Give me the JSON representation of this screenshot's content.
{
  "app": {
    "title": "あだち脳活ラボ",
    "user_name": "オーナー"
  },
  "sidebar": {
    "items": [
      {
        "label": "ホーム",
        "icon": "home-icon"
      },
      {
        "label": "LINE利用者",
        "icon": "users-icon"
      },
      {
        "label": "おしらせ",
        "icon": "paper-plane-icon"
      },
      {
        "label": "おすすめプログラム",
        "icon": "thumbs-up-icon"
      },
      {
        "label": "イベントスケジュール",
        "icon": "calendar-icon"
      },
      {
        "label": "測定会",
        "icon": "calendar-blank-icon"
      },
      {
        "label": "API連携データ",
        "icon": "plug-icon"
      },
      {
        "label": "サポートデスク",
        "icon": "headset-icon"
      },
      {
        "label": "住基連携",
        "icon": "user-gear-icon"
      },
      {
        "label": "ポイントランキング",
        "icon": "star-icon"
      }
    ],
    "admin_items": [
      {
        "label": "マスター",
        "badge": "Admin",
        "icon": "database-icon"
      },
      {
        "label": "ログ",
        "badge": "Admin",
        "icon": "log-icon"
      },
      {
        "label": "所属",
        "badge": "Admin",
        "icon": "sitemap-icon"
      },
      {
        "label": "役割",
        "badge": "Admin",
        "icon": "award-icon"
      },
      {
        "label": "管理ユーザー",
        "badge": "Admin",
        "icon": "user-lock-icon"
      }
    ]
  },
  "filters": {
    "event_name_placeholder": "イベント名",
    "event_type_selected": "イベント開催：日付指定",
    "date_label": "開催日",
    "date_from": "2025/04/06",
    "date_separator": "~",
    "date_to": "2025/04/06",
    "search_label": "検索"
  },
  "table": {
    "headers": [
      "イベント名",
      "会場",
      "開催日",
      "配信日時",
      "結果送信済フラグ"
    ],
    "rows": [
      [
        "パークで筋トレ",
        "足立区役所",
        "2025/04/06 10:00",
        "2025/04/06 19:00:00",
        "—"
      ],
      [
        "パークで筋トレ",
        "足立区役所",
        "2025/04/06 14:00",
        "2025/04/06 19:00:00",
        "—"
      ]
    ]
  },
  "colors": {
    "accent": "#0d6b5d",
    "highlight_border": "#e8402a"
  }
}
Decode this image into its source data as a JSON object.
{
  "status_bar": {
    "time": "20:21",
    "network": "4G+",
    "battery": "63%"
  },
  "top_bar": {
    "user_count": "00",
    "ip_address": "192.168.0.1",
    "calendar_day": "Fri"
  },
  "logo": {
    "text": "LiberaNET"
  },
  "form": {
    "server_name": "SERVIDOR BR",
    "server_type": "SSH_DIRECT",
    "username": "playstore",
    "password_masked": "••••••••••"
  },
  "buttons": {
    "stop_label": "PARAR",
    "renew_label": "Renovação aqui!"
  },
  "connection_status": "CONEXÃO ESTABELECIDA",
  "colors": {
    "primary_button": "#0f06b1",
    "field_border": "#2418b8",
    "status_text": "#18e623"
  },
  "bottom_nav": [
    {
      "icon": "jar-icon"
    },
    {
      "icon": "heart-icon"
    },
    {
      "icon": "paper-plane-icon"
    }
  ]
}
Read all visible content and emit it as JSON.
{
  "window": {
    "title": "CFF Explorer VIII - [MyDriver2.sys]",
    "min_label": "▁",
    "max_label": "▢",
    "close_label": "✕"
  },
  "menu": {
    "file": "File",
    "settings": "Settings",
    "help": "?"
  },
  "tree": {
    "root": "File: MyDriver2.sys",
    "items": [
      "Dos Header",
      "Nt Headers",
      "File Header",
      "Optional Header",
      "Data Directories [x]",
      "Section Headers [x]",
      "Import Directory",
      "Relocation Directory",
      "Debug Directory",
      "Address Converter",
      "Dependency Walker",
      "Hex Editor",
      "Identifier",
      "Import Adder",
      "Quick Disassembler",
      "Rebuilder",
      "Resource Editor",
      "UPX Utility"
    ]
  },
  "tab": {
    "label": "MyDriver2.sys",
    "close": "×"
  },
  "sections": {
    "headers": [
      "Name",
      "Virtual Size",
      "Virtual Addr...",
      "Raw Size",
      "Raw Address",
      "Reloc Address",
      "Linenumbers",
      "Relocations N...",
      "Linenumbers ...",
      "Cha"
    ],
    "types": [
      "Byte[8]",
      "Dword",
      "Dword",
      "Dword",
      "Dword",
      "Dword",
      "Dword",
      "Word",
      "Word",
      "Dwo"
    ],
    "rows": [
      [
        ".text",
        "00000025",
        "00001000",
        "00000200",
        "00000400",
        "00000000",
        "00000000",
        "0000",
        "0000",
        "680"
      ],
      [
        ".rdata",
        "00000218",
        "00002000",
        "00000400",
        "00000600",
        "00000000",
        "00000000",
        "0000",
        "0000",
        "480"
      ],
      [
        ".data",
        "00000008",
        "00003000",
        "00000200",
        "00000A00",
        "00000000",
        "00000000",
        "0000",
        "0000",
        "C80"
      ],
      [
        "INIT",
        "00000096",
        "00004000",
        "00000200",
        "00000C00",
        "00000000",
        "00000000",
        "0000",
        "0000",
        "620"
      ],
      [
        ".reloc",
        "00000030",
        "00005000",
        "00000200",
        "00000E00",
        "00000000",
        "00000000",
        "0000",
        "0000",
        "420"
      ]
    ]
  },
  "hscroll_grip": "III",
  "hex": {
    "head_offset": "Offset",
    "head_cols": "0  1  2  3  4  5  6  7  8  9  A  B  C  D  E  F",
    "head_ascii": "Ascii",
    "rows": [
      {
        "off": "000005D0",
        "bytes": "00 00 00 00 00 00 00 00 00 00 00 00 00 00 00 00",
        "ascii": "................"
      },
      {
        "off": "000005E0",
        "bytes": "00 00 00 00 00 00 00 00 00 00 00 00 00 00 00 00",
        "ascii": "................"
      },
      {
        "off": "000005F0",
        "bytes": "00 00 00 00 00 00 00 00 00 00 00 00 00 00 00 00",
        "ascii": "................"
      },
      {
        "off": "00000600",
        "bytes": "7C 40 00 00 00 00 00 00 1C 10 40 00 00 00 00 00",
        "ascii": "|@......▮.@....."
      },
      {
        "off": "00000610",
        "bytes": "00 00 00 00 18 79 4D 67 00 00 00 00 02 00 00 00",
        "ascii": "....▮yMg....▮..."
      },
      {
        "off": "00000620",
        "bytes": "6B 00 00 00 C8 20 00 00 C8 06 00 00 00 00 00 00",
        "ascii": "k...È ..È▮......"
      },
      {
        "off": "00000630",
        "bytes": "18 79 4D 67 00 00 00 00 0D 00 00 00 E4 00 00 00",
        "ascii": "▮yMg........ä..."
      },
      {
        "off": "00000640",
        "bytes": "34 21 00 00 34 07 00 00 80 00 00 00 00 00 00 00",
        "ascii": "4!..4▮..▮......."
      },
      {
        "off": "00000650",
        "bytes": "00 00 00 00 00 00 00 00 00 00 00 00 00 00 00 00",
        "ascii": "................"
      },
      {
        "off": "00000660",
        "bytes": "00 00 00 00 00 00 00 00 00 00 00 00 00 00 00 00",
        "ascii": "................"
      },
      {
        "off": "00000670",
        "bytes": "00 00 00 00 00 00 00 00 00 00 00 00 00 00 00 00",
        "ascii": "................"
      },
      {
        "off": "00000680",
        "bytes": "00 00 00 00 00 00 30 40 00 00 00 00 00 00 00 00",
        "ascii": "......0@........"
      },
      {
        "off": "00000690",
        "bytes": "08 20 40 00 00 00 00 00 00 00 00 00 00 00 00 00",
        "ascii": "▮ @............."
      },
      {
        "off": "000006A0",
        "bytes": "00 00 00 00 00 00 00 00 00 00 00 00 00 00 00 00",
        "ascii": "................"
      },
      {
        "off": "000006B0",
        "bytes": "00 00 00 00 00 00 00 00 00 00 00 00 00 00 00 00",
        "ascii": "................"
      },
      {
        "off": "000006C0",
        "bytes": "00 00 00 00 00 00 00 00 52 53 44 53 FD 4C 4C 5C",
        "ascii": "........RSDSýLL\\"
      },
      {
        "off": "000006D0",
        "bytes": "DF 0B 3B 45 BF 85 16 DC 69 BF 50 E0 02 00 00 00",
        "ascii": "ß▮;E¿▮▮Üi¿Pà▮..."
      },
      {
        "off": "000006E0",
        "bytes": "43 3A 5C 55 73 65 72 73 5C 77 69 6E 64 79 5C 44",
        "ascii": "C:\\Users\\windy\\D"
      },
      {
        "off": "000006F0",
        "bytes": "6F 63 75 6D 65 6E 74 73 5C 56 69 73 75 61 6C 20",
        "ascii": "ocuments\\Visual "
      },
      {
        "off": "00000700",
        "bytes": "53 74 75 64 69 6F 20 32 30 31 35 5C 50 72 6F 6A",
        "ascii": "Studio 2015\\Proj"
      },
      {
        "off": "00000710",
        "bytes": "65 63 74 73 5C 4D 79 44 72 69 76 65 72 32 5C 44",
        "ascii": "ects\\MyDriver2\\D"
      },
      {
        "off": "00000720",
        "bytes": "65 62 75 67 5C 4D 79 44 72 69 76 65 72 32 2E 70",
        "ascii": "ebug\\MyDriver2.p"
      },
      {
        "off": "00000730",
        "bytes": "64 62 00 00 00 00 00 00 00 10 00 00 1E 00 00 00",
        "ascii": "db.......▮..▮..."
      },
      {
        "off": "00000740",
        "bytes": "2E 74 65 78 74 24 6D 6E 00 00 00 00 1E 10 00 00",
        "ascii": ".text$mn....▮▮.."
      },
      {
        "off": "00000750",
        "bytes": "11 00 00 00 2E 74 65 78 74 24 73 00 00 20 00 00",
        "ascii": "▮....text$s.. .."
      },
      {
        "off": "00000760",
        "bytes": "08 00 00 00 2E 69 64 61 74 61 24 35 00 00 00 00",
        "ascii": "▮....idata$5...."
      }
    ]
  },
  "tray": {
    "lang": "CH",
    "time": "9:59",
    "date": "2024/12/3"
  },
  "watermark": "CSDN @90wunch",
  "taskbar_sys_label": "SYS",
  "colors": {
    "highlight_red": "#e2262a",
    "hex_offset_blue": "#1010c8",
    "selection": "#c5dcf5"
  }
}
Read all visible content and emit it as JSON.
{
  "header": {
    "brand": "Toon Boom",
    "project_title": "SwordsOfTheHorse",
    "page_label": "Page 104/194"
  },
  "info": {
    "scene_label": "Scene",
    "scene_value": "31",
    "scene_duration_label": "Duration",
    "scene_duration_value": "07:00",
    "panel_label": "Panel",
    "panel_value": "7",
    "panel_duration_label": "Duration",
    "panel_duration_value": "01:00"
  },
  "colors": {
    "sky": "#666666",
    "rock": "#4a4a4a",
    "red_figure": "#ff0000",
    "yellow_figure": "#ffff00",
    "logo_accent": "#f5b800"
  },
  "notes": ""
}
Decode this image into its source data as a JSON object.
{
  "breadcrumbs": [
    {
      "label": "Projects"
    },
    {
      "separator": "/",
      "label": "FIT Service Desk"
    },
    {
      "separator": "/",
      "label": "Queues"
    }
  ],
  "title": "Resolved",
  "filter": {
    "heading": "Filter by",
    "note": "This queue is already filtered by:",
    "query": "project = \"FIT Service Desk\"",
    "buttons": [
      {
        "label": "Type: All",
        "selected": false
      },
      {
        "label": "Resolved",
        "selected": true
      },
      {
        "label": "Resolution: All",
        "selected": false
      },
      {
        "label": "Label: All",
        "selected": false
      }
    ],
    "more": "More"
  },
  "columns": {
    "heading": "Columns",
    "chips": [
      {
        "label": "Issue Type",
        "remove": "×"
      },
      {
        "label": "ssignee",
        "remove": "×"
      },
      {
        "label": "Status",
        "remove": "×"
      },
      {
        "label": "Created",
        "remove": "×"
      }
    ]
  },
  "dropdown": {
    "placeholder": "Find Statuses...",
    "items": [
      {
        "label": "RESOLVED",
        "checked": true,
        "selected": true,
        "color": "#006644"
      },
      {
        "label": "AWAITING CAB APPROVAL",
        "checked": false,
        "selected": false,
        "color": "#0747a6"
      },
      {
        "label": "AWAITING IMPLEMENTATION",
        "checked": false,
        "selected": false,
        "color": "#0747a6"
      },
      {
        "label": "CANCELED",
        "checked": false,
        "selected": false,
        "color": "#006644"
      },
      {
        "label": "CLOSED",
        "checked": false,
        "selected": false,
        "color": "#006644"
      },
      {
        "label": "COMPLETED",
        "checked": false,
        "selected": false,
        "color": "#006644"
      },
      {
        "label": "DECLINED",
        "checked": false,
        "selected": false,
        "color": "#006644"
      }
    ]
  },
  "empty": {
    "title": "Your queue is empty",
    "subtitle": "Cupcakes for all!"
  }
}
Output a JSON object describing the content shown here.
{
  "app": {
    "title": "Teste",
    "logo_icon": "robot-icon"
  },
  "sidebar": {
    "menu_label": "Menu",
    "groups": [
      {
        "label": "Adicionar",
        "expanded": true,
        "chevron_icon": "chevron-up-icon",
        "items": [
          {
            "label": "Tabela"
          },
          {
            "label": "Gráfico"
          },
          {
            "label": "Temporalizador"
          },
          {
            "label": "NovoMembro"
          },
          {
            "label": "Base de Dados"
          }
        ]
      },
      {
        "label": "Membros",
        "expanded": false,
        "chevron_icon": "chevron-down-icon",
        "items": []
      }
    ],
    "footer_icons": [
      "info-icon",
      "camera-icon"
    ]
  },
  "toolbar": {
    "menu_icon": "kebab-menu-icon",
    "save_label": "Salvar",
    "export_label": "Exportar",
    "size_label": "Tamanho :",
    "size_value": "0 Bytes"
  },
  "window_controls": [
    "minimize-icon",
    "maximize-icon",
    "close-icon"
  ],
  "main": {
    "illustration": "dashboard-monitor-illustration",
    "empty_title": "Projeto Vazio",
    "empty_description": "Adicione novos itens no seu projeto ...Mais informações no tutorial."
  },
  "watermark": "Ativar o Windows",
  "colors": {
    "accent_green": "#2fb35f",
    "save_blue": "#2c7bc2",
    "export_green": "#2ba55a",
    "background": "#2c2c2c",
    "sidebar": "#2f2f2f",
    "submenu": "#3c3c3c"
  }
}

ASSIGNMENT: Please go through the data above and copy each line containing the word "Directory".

RESPONSE AREA:
      "Import Directory",
      "Relocation Directory",
      "Debug Directory",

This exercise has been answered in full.